BEGIN RECORDS FOR THIS EXERCISE

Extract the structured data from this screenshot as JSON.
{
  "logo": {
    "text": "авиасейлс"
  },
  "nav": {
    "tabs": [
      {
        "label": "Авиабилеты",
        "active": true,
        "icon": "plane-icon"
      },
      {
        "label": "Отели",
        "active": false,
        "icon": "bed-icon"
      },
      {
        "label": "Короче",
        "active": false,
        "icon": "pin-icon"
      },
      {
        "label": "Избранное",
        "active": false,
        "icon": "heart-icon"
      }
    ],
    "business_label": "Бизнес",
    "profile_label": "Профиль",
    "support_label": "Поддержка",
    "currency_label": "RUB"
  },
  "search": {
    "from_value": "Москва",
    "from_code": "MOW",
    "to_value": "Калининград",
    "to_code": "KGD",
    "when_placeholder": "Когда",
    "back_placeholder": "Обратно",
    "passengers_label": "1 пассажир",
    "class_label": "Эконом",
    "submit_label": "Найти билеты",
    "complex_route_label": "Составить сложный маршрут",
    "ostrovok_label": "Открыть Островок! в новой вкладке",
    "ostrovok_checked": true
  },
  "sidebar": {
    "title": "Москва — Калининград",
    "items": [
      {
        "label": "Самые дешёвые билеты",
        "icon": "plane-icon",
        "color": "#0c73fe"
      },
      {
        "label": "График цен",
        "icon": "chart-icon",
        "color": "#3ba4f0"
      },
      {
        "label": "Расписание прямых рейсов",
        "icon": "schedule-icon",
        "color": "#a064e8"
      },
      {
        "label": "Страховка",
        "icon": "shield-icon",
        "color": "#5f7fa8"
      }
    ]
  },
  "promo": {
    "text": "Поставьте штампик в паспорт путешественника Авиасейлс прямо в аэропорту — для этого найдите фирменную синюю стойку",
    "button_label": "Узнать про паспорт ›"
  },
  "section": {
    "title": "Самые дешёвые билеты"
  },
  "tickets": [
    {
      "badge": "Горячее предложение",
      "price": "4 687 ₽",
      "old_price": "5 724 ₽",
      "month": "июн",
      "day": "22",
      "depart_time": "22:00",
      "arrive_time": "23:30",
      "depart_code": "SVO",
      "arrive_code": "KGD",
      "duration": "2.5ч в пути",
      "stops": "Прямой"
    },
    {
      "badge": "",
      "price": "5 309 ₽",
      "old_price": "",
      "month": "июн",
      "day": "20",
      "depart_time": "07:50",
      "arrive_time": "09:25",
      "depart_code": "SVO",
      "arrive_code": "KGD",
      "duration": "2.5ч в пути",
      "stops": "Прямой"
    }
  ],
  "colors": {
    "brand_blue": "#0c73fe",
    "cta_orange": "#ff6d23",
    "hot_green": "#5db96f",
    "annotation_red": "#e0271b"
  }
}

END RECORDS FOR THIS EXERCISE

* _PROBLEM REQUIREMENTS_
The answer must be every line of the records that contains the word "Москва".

* _YOUR RESPONSE_
    "from_value": "Москва",
    "title": "Москва — Калининград",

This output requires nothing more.